Another choice you can make is whether or not to buy Macro lenses. If you plan on doing macro photography, nothing beats the quality of the lens. I’ve taken many photos with my macro lens and it really does do the job exceptionally. Also, macro lenses can be used to photograph regular subjects. They usually have really good glass so they are generally good portrait lenses. If you’re only going to do macro shots here and there, it’s probably not worth buying one. Finally, a lot of zoom lenses will claim to be macro – this just means they can focus a little closer than usual. Most of the time it’s marketing hype.
The final two features have to do with how the lens focuses. The cheapest lenses (like the 17-55mm kit lens) rotate the front of the lens when you focus. This is annoying because if you have a circular polarizer on your lens, you will need to reset it ever time you focus. The next level up from this have the front of the lens go in and out as it focuses. This is less annoying, but can become a problem if you’re focusing close to the object for closeup or macro photography. Also, it tends to get more dust into lens. The best lenses have internal focusing. These tend to be found in good quality USM lenses. The front does not rotate nor does the lens expand as you focus. There is no way for anyone to tell if the lens is focusing just by looking at it. You can use your filters just fine. This is a less important feature, but it is something to consider.

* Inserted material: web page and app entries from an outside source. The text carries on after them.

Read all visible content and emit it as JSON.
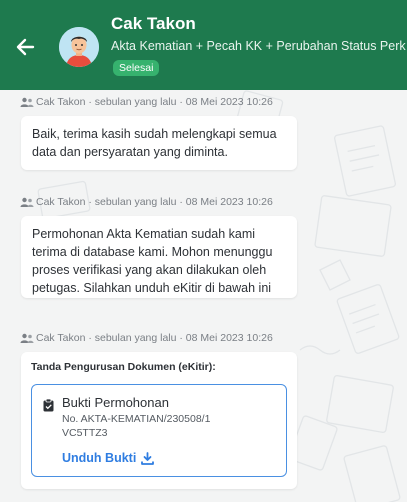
{
  "header": {
    "title": "Cak Takon",
    "subtitle": "Akta Kematian + Pecah KK + Perubahan Status Perk",
    "status": "Selesai",
    "colors": {
      "bar": "#1e7a4e",
      "badge": "#36b26e"
    }
  },
  "messages": [
    {
      "meta": "Cak Takon · sebulan yang lalu · 08 Mei 2023 10:26",
      "text": "Baik, terima kasih sudah melengkapi semua data dan persyaratan yang diminta."
    },
    {
      "meta": "Cak Takon · sebulan yang lalu · 08 Mei 2023 10:26",
      "text": "Permohonan Akta Kematian sudah kami terima di database kami. Mohon menunggu proses verifikasi yang akan dilakukan oleh petugas. Silahkan unduh eKitir di bawah ini"
    },
    {
      "meta": "Cak Takon · sebulan yang lalu · 08 Mei 2023 10:26",
      "card": {
        "title": "Tanda Pengurusan Dokumen (eKitir):",
        "doc_name": "Bukti Permohonan",
        "doc_number": "No. AKTA-KEMATIAN/230508/1VC5TTZ3",
        "download_label": "Unduh Bukti",
        "icon": "clipboard-icon",
        "accent": "#2f7de1"
      }
    }
  ]
}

EF vs EF-S Lenses
Canon has an APS-C sensor on the 50D and cheaper cameras. It has a full-sized sensor on the 1Ds and 5D. APS-C cameras can take EF and EF-S lenses while the others can only take EF lenses. The difference is that the EF-S lenses take advantage of the fact that the sensor is smaller and make smaller, lighter lenses. Another important thing is that all of Canon’s best lenses (the L series) are only EF. So which should you buy? Well, it depends. First of all, are you a professional? If yes, then you must own a 5D at the least and the choice is simple – EF lenses are your only choice. Second, do you want only the best quality glass? If yes, then you must get EF lenses to get the L series. Ok, if neither of those applied to you, you have a decision to make. Will you eventually upgrade to the 5D or 1Ds? If yes, you’d probably best spend your money only buying EF lenses. If no, then you can probably stick to the EF-S lenses. Nikon users have the same issues, but I don’t know the camera makes and models.
Weight and Size
I put this category last because, in a lot of ways, you don’t have much control over it. If you buy EF-S lenses they will be smaller and lighter. If you buy a 600mm lens, it will weight a lot. It’s more of something you need to be aware of. If you think that heavy lenses will keep you from using your equipment too much, you need to take that into account when you buy lenses. Generally speaking, lesnes with smaller zoom ranges will be lighter.
I really hope you found that helpful. If I would have known all of that from the start, I might have made my lens buying decisions slightly differently. Feel free to leave comments with your tips for choosing lenses.